== About this task ==
Read the listing below and copy out each line where the word "Atendimentos" occurs.

== Dataset records ==
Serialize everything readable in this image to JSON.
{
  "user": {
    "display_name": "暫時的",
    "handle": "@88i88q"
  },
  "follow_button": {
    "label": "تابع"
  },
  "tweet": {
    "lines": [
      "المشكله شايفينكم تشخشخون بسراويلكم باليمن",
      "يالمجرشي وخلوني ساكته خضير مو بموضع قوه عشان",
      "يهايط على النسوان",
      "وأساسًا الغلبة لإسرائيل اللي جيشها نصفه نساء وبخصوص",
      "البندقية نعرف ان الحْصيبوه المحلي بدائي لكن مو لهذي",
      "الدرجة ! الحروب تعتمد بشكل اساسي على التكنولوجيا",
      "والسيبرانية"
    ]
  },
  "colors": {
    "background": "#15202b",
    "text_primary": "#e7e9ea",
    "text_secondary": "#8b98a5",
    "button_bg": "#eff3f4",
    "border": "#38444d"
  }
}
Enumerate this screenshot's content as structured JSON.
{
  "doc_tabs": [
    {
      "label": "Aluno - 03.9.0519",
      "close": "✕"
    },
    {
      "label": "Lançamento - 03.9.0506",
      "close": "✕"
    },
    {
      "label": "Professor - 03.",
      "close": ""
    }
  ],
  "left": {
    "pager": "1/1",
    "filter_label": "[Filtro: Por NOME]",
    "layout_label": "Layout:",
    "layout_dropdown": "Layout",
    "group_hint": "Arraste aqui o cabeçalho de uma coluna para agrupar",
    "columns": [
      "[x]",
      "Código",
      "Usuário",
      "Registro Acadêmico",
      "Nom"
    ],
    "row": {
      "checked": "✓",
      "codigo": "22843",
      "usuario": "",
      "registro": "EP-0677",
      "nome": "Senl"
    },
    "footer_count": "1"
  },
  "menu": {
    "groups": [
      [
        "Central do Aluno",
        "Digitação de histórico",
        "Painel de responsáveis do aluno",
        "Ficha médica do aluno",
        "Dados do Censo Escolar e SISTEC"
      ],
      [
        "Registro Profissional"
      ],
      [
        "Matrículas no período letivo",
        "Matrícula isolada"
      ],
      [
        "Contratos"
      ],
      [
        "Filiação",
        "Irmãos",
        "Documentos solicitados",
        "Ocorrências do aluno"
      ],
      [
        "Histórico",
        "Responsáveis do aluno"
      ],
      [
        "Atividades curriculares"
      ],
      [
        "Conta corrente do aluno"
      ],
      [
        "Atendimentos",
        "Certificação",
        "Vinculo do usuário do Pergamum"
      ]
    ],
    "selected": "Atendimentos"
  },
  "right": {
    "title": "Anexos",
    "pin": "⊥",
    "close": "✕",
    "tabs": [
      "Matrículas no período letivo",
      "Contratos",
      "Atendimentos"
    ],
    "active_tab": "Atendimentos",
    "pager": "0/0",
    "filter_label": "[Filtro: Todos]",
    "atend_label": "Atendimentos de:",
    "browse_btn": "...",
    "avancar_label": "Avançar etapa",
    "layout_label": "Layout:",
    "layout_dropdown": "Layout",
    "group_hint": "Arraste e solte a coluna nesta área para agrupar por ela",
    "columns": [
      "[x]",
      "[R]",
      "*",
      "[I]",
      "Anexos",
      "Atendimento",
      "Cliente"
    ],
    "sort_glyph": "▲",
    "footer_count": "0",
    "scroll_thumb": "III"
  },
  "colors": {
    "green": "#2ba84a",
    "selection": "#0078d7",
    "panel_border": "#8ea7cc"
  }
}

== Output ==
        "Atendimentos",
    "selected": "Atendimentos"
      "Atendimentos"
    "active_tab": "Atendimentos",
    "atend_label": "Atendimentos de:",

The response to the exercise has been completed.